You see, it feels good to sit in church and hear how David, a man after God’s own heart cheated, manipulated, and killed. But it’s much more difficult to do the hard work and say, “I am David, and He loves me still,” or equally hard to be like Joseph and say, “You meant it for evil, but God meant it for good. I forgive you.”
This is the Gospel and the table of grace you’re welcome to. It’s a table full of misfits and mistake makers, rebels with restored hearts, and I want you to know that today, there’s a seat for you here.
But before you sit down, let me first say this:
You see the church has this beautiful messy job of being the hands and feet of Jesus, and sometimes *ahem, most of the time* we don’t do it perfectly. But in spite of our brokenness, Jesus left the keys to His kingdom in the hands of a bunch of zealous misfits who rarely get it right.
And sometimes, in pursuit of holiness we get caught up in our self-righteousness, instead of His righteousness. We “do good” to those it feels good to “do good” to, and forget that the greatest good we could ever do is love our neighbors as ourselves, even if… no, especially if our neighbor is that guy who was charged with embezzling, or that girl who has a reputation. Or what about that brother or sister who wounded us? We can forgive others, but not them; the wound is too deep. Instead of grace upon grace, we heap coals of shame and cries for justice upon each other’s failed shoulders as we pridefully thank God that we’re not like that person.
Jesus loved the outsider, the doubter, the guy who stole money from others, the woman who had been with multiple men. The broken, messed up people that religious folk turned away, these were the people God-incarnate sought out. Yet we hide our reputations behind the appearance of holiness and keep the folks Jesus loved most at arms length.
We forget that it’s not our reputation we boast in, rather it’s in the one we’ve been given.
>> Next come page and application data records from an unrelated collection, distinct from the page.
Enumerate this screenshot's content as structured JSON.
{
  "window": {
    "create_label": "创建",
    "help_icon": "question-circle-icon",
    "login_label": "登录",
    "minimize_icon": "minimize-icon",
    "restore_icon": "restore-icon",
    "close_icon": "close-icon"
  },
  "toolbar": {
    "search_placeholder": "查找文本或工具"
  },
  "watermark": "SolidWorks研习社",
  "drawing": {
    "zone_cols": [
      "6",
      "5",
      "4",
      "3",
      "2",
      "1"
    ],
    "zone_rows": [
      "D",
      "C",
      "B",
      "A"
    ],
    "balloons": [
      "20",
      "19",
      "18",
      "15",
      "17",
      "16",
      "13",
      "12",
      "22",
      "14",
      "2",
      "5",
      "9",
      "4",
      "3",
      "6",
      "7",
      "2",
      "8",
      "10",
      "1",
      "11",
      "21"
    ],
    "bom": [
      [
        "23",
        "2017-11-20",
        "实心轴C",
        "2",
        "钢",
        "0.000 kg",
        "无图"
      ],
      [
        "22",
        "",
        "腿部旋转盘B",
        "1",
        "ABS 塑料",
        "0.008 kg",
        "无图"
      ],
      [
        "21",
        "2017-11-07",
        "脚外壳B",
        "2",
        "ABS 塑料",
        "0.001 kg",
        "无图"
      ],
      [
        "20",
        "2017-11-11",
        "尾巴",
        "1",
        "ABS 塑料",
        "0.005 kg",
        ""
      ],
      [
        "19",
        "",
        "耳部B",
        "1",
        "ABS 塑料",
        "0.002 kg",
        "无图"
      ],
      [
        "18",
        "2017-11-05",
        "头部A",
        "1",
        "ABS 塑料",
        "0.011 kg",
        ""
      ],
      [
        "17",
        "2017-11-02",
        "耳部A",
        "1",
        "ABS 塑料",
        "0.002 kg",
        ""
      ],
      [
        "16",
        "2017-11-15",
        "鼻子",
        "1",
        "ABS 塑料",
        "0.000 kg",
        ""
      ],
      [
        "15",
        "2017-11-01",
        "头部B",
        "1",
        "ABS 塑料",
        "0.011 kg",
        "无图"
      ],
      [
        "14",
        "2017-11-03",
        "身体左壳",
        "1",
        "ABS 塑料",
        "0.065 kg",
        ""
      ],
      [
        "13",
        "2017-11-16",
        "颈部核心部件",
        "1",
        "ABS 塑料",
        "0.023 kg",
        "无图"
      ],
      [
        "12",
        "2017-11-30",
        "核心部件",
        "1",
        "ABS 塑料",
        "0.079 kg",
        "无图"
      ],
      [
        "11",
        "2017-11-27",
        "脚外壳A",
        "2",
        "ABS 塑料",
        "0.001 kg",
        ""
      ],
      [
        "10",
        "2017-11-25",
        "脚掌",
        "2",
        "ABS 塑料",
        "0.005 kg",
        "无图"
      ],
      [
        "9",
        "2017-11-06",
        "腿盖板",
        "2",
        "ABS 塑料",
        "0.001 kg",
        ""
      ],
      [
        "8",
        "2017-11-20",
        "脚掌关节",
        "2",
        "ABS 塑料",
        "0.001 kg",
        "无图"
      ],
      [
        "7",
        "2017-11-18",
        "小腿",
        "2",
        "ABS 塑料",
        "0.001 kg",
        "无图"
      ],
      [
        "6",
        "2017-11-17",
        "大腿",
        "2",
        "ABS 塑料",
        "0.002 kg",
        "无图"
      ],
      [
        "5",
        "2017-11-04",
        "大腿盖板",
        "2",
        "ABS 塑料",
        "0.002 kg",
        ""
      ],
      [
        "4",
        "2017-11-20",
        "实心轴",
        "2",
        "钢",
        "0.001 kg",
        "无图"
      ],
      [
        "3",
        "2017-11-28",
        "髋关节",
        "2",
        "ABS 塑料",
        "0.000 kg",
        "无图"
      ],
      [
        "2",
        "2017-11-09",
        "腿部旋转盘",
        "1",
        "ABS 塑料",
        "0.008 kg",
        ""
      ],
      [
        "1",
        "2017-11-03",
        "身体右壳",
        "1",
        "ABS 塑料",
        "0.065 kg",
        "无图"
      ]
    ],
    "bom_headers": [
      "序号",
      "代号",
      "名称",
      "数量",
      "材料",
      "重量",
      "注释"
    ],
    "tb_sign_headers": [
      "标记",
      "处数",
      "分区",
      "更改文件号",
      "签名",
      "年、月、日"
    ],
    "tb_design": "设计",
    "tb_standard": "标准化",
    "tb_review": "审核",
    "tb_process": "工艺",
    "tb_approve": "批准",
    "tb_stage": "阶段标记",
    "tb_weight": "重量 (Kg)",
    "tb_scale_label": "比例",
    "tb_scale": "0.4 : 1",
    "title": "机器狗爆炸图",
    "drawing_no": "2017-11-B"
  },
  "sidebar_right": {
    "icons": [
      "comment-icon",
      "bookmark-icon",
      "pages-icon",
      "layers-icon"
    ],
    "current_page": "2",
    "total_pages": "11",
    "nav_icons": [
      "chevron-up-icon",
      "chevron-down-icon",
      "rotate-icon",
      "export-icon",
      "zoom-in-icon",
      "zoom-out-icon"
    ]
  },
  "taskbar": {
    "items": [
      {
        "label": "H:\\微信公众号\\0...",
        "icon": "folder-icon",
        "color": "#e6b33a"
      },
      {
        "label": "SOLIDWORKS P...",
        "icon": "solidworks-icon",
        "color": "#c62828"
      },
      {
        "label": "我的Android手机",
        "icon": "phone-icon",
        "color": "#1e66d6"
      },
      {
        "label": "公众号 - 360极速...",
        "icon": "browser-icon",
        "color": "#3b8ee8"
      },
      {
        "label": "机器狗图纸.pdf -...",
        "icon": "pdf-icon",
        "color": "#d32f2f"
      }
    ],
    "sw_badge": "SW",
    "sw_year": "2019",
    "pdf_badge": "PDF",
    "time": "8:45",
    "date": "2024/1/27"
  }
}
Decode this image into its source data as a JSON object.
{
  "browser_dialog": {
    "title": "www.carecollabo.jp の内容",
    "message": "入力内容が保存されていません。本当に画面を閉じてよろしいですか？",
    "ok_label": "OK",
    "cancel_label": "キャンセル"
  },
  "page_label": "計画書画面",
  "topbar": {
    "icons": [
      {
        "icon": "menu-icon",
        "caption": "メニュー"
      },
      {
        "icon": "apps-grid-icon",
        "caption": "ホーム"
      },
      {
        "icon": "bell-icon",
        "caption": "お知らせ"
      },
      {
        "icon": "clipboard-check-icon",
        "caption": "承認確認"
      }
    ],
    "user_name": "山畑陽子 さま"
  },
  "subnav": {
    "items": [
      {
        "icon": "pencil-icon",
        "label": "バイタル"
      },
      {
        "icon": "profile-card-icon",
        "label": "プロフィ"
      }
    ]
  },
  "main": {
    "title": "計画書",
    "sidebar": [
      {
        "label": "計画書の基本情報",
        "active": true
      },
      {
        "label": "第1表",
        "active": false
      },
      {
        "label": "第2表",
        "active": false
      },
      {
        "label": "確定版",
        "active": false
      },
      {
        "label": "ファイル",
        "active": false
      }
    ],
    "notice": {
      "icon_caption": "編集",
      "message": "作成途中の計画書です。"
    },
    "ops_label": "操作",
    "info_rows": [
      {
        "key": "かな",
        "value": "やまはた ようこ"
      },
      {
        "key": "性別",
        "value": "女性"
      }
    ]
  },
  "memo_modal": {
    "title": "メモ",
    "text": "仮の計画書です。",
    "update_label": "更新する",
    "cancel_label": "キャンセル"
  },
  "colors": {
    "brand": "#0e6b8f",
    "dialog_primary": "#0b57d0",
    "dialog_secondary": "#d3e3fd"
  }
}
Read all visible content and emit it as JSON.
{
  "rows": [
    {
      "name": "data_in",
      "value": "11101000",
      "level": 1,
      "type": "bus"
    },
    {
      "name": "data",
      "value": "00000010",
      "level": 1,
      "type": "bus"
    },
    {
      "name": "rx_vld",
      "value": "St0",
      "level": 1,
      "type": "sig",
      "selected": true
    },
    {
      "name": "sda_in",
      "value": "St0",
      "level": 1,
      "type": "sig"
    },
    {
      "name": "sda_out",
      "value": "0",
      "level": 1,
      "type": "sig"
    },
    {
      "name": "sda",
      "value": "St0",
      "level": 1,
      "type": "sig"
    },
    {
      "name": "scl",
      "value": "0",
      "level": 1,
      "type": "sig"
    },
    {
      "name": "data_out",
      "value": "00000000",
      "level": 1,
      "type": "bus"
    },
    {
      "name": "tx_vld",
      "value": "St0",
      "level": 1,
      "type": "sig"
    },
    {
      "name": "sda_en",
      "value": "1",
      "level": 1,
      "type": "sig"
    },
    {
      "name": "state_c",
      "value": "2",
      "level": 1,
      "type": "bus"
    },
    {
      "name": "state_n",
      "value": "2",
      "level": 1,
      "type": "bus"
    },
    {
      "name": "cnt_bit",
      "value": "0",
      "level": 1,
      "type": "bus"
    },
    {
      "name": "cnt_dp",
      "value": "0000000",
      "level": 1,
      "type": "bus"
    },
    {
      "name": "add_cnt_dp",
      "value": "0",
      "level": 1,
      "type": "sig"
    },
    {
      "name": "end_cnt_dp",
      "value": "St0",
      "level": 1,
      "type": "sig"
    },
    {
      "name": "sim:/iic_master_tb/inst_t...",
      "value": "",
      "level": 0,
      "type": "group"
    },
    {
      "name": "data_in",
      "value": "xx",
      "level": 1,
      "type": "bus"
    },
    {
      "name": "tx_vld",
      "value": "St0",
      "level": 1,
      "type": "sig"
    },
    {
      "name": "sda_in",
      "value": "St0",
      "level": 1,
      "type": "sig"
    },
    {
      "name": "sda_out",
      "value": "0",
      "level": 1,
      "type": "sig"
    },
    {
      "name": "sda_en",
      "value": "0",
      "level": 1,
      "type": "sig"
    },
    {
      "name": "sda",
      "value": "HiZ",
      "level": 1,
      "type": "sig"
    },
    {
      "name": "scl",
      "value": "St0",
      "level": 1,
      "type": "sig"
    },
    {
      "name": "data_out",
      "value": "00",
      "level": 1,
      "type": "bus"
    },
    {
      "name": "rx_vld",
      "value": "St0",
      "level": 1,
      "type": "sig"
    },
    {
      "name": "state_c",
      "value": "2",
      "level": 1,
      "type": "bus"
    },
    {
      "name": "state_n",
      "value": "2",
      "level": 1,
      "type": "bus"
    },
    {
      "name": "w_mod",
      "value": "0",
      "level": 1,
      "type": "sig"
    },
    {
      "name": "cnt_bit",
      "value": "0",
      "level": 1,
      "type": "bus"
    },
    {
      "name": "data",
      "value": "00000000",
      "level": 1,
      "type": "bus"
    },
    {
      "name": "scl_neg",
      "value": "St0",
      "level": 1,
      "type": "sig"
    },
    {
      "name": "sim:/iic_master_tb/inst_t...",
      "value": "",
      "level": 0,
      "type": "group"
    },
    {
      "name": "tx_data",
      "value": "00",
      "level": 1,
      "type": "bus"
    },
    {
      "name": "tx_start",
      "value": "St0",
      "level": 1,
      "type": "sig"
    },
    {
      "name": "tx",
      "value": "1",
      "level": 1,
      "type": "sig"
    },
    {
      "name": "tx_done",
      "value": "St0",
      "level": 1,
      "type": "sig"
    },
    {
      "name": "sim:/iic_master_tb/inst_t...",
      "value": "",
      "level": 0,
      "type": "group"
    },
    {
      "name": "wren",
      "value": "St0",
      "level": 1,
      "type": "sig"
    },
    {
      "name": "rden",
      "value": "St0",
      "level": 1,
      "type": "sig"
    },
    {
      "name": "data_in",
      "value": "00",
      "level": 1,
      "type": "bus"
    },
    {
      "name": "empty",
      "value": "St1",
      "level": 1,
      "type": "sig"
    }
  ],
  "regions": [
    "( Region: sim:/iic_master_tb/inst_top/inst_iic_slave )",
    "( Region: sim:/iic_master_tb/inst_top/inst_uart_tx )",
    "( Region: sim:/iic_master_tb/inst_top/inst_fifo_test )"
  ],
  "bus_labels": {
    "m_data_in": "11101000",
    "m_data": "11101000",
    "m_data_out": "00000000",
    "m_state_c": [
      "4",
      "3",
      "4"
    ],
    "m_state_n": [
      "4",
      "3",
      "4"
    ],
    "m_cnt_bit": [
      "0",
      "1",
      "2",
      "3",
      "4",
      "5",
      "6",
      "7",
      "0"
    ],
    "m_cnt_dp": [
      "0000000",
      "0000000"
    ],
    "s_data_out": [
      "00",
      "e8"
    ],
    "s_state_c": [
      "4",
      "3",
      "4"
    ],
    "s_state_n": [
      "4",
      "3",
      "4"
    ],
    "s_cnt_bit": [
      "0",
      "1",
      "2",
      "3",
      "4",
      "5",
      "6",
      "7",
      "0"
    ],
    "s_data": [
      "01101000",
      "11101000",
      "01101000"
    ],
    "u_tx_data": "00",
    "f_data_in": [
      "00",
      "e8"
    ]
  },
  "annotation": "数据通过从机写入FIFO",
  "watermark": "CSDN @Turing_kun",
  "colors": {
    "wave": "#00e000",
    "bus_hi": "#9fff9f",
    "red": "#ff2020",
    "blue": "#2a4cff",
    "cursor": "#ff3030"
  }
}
Not earned by any good deed we’ve accomplished, but by one good deed done once and for ALL. We bought the lie – hook, line, and sinker – that we aren’t one of you. We believe the lie that we’re all better now, and that the sin nature we were born with is gone now that we’ve said a prayer.
And for that, I say, WE ARE SORRY. I am sorry. We have failed you by making you feel like you aren’t good enough or cleaned up enough or like you don’t belong here. The truth is, none of us ever were good enough and we still aren’t.
We’re sorry for creating A-teams and B-teams, Varsity and JV when the gospel says ALL of us are big sinners in need of a BIGGER Savior.
We are sorry for pushing you out, rather than drawing you in.
But that’s the thing about this beautiful messy table of grace, we all are wounded and wound each other. And all at the table must learn to both dish out and receive forgiveness like it’s Thanksgiving Pie.
So today, I’m begging you. Come sit with us, forgive us, find your place of rest here amongst other sinners like you. Start the journey of healing with us by your side and a God who is fighting for you always, because we’re all healing from something. And by sitting with us, sharing your story, letting us walk these messy days with you, you bless us. You help us see Jesus better by letting us sit with you in your broken story, as we ask you to sit with us in ours. Because make no mistake, regardless of pretense, everyone at the table of grace has a broken story and our common denominator is that we are all deeply loved by a gracious God.
So today, if you’ve fallen, get back up.
Have you messed up big? Redemption awaits.
There’s room for you at this table, always has been, always will be. Have a seat and enjoy the feast. Be known, be loved, you are welcome here.